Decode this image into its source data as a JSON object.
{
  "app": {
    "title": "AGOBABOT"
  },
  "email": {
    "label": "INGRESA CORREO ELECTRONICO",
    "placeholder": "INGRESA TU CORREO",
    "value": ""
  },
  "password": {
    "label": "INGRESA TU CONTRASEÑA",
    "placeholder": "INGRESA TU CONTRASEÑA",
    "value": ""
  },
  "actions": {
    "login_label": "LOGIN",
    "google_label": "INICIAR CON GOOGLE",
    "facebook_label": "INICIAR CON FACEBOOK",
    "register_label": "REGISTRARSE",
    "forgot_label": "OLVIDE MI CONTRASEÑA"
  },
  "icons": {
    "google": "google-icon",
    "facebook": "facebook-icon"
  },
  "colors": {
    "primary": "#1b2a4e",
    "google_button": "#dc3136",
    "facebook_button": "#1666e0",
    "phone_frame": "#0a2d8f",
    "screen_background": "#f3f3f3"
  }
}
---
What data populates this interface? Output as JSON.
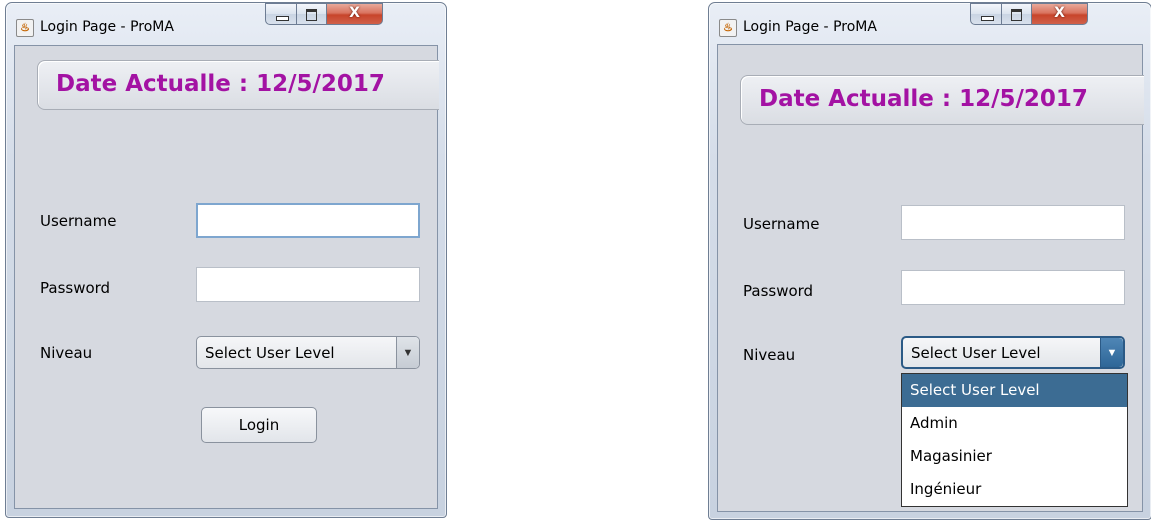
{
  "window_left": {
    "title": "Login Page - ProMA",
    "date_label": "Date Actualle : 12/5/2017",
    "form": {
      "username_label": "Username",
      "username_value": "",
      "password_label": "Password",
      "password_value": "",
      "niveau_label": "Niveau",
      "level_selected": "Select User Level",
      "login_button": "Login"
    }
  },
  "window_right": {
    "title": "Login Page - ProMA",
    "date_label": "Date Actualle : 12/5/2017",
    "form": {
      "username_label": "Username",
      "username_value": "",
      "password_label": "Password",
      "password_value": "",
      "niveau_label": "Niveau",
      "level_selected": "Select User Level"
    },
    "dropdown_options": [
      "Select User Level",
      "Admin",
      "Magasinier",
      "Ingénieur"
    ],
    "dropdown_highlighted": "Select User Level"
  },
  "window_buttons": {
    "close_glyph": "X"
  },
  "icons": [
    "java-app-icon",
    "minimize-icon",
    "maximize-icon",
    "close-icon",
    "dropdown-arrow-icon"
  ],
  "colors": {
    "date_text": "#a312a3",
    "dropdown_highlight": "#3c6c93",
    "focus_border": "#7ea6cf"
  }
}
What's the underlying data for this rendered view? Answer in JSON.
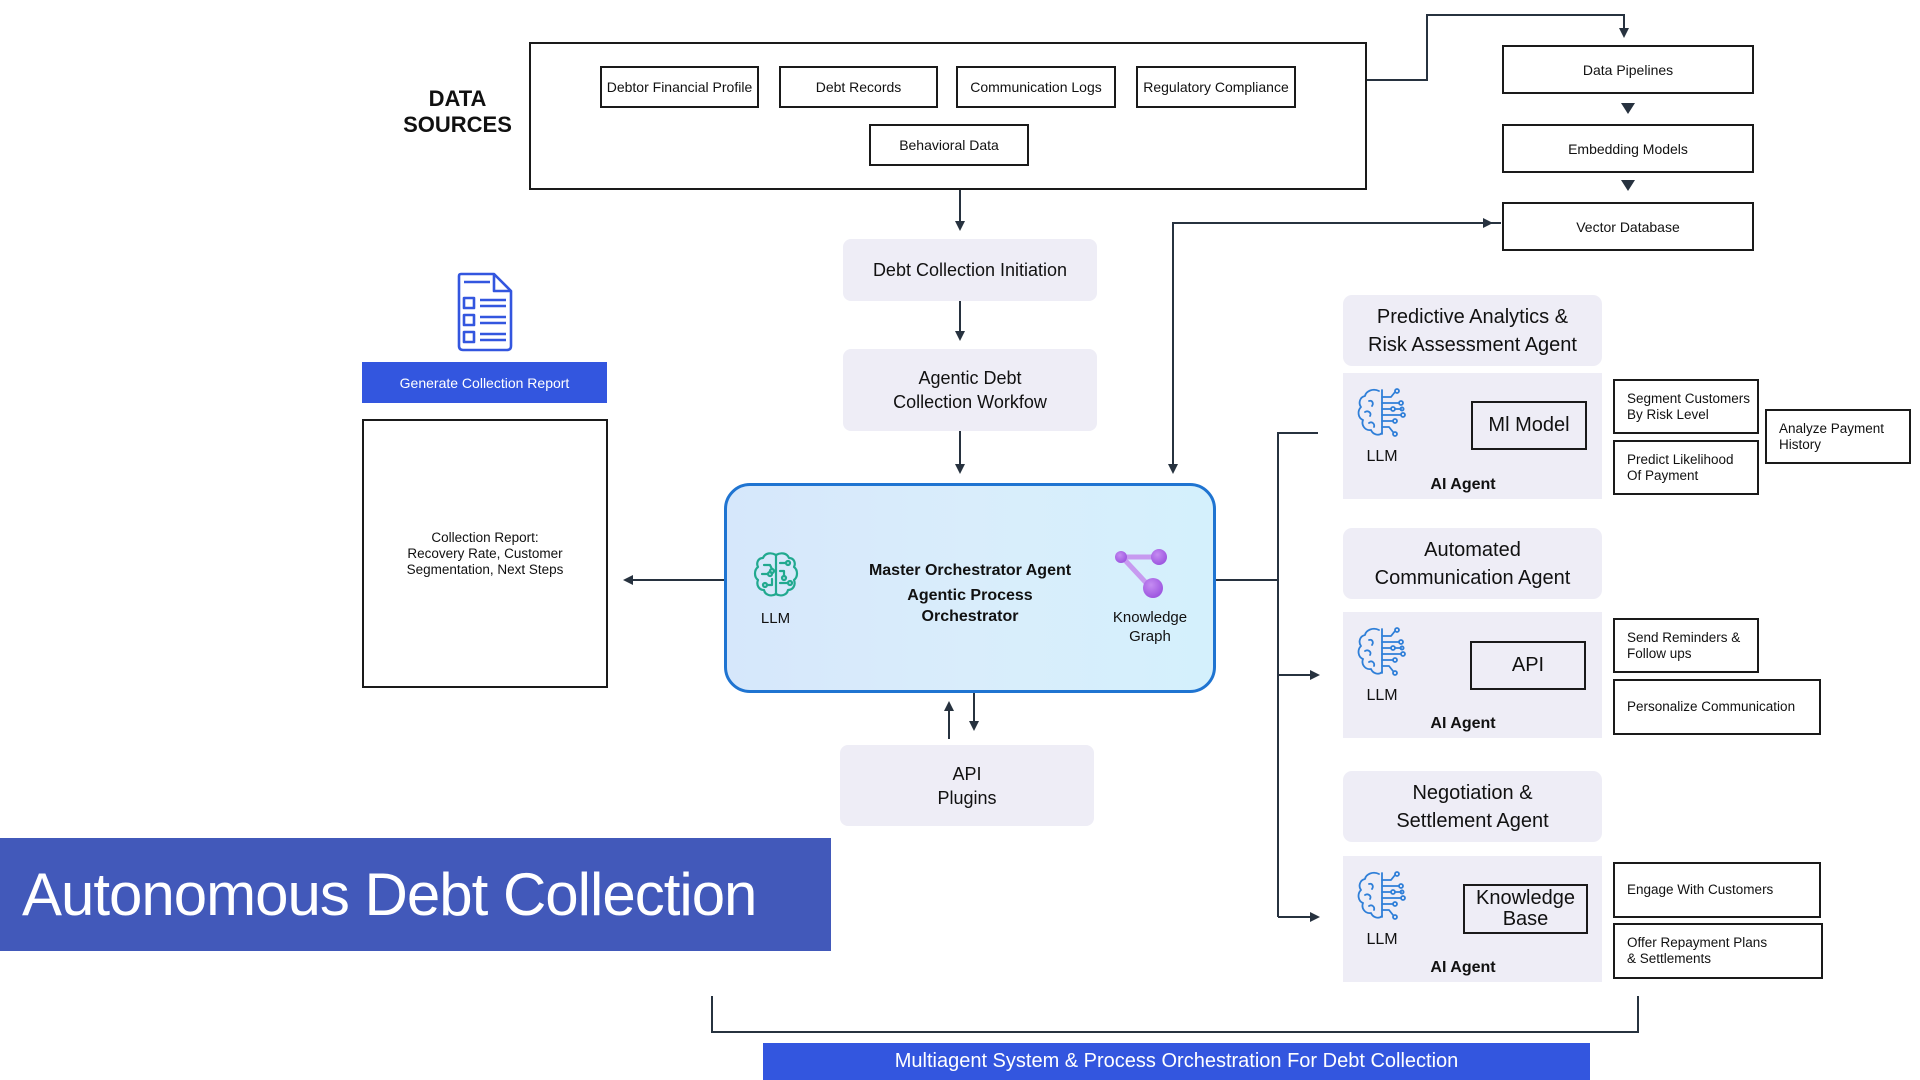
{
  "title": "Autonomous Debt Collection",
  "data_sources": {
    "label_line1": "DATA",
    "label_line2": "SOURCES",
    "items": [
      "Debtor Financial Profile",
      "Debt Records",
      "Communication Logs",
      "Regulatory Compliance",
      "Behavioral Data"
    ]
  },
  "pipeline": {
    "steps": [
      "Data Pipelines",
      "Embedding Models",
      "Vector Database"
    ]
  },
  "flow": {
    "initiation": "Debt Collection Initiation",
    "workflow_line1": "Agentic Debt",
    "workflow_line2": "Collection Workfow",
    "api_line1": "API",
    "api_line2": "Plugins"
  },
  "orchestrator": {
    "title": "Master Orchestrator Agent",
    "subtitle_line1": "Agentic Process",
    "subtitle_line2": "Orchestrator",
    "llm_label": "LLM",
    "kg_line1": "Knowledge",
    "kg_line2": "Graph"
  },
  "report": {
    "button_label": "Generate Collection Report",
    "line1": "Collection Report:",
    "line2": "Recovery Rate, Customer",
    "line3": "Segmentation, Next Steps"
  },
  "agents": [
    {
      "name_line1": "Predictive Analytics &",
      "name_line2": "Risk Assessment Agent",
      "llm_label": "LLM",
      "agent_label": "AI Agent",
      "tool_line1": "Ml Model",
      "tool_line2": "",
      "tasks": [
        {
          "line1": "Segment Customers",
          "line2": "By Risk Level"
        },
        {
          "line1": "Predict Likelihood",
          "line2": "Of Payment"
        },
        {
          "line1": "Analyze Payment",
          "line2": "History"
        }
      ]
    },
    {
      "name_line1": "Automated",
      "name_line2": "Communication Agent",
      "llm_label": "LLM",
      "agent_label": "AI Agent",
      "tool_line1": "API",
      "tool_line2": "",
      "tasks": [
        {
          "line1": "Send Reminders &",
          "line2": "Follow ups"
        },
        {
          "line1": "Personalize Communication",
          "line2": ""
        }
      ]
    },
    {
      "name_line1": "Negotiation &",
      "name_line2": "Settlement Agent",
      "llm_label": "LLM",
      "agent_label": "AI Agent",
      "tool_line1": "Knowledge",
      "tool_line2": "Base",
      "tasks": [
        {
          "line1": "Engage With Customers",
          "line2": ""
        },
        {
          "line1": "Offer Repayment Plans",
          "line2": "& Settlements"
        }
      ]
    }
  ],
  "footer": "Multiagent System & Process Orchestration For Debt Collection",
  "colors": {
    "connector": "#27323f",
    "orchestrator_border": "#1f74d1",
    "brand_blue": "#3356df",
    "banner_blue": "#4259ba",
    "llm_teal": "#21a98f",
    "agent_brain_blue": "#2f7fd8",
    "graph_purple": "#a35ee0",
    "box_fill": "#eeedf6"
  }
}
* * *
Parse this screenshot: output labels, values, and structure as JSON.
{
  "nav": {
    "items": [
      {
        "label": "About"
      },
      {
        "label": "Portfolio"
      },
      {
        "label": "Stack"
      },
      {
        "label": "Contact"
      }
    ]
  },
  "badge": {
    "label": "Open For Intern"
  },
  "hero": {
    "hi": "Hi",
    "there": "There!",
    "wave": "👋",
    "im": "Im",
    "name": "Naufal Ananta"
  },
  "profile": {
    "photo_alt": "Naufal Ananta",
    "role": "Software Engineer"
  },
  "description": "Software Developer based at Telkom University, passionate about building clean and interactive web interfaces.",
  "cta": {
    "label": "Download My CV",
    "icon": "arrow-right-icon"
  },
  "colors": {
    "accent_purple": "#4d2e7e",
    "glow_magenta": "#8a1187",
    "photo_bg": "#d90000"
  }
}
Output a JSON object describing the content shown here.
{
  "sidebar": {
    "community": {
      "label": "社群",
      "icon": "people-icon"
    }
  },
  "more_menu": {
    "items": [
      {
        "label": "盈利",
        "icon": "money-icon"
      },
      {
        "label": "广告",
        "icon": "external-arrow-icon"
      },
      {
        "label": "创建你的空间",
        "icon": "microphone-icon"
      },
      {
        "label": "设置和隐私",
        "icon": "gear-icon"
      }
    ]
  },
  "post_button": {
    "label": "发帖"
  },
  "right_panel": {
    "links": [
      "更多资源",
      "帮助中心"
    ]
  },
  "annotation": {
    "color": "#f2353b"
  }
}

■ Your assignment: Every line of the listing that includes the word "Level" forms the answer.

■ Task result:
      "level_selected": "Select User Level",
      "level_selected": "Select User Level"
      "Select User Level",
    "dropdown_highlighted": "Select User Level"
          "line2": "By Risk Level"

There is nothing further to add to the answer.